▶ [Extracted information]
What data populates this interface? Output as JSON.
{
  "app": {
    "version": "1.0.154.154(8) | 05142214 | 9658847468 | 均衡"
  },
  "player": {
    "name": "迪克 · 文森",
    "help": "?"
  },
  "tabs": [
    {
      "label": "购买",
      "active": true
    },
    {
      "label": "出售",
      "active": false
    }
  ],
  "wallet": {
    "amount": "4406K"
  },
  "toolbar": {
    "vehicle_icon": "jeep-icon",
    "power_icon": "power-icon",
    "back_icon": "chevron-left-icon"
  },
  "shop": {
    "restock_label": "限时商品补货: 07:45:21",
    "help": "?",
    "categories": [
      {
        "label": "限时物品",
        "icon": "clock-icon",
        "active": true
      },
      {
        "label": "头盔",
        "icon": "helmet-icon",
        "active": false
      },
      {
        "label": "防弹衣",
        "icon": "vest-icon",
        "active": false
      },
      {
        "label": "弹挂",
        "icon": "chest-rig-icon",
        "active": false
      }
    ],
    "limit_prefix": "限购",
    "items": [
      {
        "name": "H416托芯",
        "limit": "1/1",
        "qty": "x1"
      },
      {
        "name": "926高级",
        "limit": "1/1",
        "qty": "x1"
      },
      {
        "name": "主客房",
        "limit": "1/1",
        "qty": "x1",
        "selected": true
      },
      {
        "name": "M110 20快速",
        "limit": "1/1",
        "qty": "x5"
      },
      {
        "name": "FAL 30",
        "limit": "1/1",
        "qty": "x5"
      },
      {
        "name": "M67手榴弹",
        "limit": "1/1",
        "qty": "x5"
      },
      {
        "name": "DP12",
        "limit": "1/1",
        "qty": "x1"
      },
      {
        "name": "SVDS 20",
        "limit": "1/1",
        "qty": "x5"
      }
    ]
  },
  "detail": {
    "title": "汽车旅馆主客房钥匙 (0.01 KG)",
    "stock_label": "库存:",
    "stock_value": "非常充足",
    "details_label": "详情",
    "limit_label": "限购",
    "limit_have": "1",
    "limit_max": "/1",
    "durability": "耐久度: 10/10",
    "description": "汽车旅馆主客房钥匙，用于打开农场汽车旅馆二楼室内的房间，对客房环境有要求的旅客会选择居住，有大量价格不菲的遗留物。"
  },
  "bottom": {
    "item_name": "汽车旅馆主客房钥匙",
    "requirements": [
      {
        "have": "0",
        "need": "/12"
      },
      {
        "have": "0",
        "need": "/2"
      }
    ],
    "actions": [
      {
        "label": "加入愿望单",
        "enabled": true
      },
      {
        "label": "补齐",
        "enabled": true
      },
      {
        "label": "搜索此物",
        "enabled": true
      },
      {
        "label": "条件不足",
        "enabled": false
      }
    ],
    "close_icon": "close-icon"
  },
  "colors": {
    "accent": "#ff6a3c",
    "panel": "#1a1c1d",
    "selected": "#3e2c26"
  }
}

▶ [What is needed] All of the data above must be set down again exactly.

▶ [Task output]
What data populates this interface? Output as JSON.
{
  "app": {
    "version": "1.0.154.154(8) | 05142214 | 9658847468 | 均衡"
  },
  "player": {
    "name": "迪克 · 文森",
    "help": "?"
  },
  "tabs": [
    {
      "label": "购买",
      "active": true
    },
    {
      "label": "出售",
      "active": false
    }
  ],
  "wallet": {
    "amount": "4406K"
  },
  "toolbar": {
    "vehicle_icon": "jeep-icon",
    "power_icon": "power-icon",
    "back_icon": "chevron-left-icon"
  },
  "shop": {
    "restock_label": "限时商品补货: 07:45:21",
    "help": "?",
    "categories": [
      {
        "label": "限时物品",
        "icon": "clock-icon",
        "active": true
      },
      {
        "label": "头盔",
        "icon": "helmet-icon",
        "active": false
      },
      {
        "label": "防弹衣",
        "icon": "vest-icon",
        "active": false
      },
      {
        "label": "弹挂",
        "icon": "chest-rig-icon",
        "active": false
      }
    ],
    "limit_prefix": "限购",
    "items": [
      {
        "name": "H416托芯",
        "limit": "1/1",
        "qty": "x1"
      },
      {
        "name": "926高级",
        "limit": "1/1",
        "qty": "x1"
      },
      {
        "name": "主客房",
        "limit": "1/1",
        "qty": "x1",
        "selected": true
      },
      {
        "name": "M110 20快速",
        "limit": "1/1",
        "qty": "x5"
      },
      {
        "name": "FAL 30",
        "limit": "1/1",
        "qty": "x5"
      },
      {
        "name": "M67手榴弹",
        "limit": "1/1",
        "qty": "x5"
      },
      {
        "name": "DP12",
        "limit": "1/1",
        "qty": "x1"
      },
      {
        "name": "SVDS 20",
        "limit": "1/1",
        "qty": "x5"
      }
    ]
  },
  "detail": {
    "title": "汽车旅馆主客房钥匙 (0.01 KG)",
    "stock_label": "库存:",
    "stock_value": "非常充足",
    "details_label": "详情",
    "limit_label": "限购",
    "limit_have": "1",
    "limit_max": "/1",
    "durability": "耐久度: 10/10",
    "description": "汽车旅馆主客房钥匙，用于打开农场汽车旅馆二楼室内的房间，对客房环境有要求的旅客会选择居住，有大量价格不菲的遗留物。"
  },
  "bottom": {
    "item_name": "汽车旅馆主客房钥匙",
    "requirements": [
      {
        "have": "0",
        "need": "/12"
      },
      {
        "have": "0",
        "need": "/2"
      }
    ],
    "actions": [
      {
        "label": "加入愿望单",
        "enabled": true
      },
      {
        "label": "补齐",
        "enabled": true
      },
      {
        "label": "搜索此物",
        "enabled": true
      },
      {
        "label": "条件不足",
        "enabled": false
      }
    ],
    "close_icon": "close-icon"
  },
  "colors": {
    "accent": "#ff6a3c",
    "panel": "#1a1c1d",
    "selected": "#3e2c26"
  }
}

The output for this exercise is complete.